I never understand the obsession with the Ross model - a doughty ugly looking man.
Doughy? (there's no "T" in the word... unless you mean something else besides what it seems you mean)
The figure as drawn looks HUMAN. Realize, also, that Superman, as seen in "Kingdom Come" is no longer a 28-year-old... he's aged normally, complete with a big gray beard the first time he's seen, playing "Kansas farmer" inside the Fortress of Solitude.
He looks MASCULINE (something that Routh failed at utterly... seriously, most of the responses I heard after the movie were things like "wow, so that's what a gay Superman looks like" and so forth... not saying those comments are "nice" or appropriate or whatever, just talking about what the audience reactions I heard while leaving the theater were). Superman should be intimidating, awe-inspiring, etc... more like the classical image of Zeus than of anything else... except that while he would be absolutely capable of conquering us and ruling us, he CHOOSES not to, because he values our individuality and our free will.
Alex Ross's figure is not "doughy" at all... he looks like a true superman. Not like a prissy narcissistic fey "male model" who spends 24/7 tweaking his body, getting surgery to hone every hint of imperfection away and to make himself look "pretty.
That's the only rational objection to the "World's Finest" guy... he's almost too "pretty" for the part.
Superman fandom is split right down the center... there are those to whom Superman is the Chris Reeves character (with everything else being ancillary) and those who know most everything about the comic character (with the Reeves character and all the rest of the TV/movie versions being ancillary). To those who love the comic book version, the Ross paintings are near-perfect (albeit as a 50-ish Superman)... while those who think only of Reeves see a reflection of him in Routh's face.

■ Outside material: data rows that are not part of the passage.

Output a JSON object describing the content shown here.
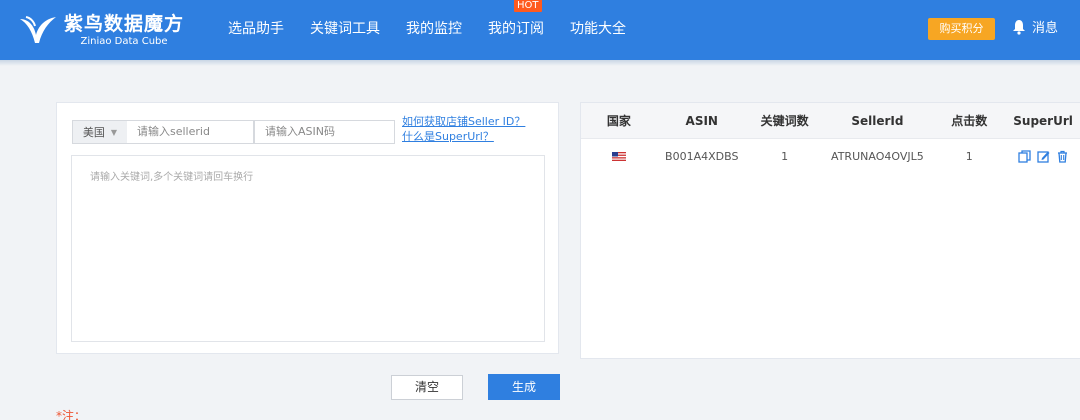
{
  "header": {
    "logo_cn": "紫鸟数据魔方",
    "logo_en": "Ziniao Data Cube",
    "nav": [
      {
        "label": "选品助手"
      },
      {
        "label": "关键词工具"
      },
      {
        "label": "我的监控"
      },
      {
        "label": "我的订阅",
        "badge": "HOT"
      },
      {
        "label": "功能大全"
      }
    ],
    "buy_points": "购买积分",
    "messages": "消息"
  },
  "form": {
    "country": "美国",
    "sellerid_placeholder": "请输入sellerid",
    "asin_placeholder": "请输入ASIN码",
    "help_link_1": "如何获取店铺Seller ID？",
    "help_link_2": "什么是SuperUrl？",
    "keyword_placeholder": "请输入关键词,多个关键词请回车换行",
    "clear_label": "清空",
    "generate_label": "生成",
    "note": "*注："
  },
  "table": {
    "headers": [
      "国家",
      "ASIN",
      "关键词数",
      "SellerId",
      "点击数",
      "SuperUrl"
    ],
    "rows": [
      {
        "country_flag": "us-flag-icon",
        "asin": "B001A4XDBS",
        "keyword_count": "1",
        "seller_id": "ATRUNAO4OVJL5",
        "clicks": "1"
      }
    ]
  },
  "colors": {
    "brand": "#2f7fe0",
    "accent": "#f7a623",
    "hot": "#ff5a1f"
  }
}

The thing is, while Reeve's version didn't LOOK like the comic version (which Ross painted)... he ACTED like it. And that made him great in the role. Reeves was friendly and nice when appropriate, yet POWERFUL and intimidating when that was more appropriate. He came across as a man who knew right and wrong and wasn't "shades of gray" about ANYTHING.
Routh simply never came across that way. His entire character (whether that was his choice or Singer's or someone elses) was all "shades of gray"... all morally ambiguous and just GENERALLY ambiguous. He was neither forcefull nor powerful (effect sequences notwithstanding... that wasn't ROUTH's performance!)
Could he have done better? It's debatable... but I don't see it. To coin a phrase used (overused?) in politics these days... he may have the height and the general looks, but he lacks the GRAVITAS which the character needs.
That's where Reeves was immeasurably better. And that's what the Ross paintings capture so well.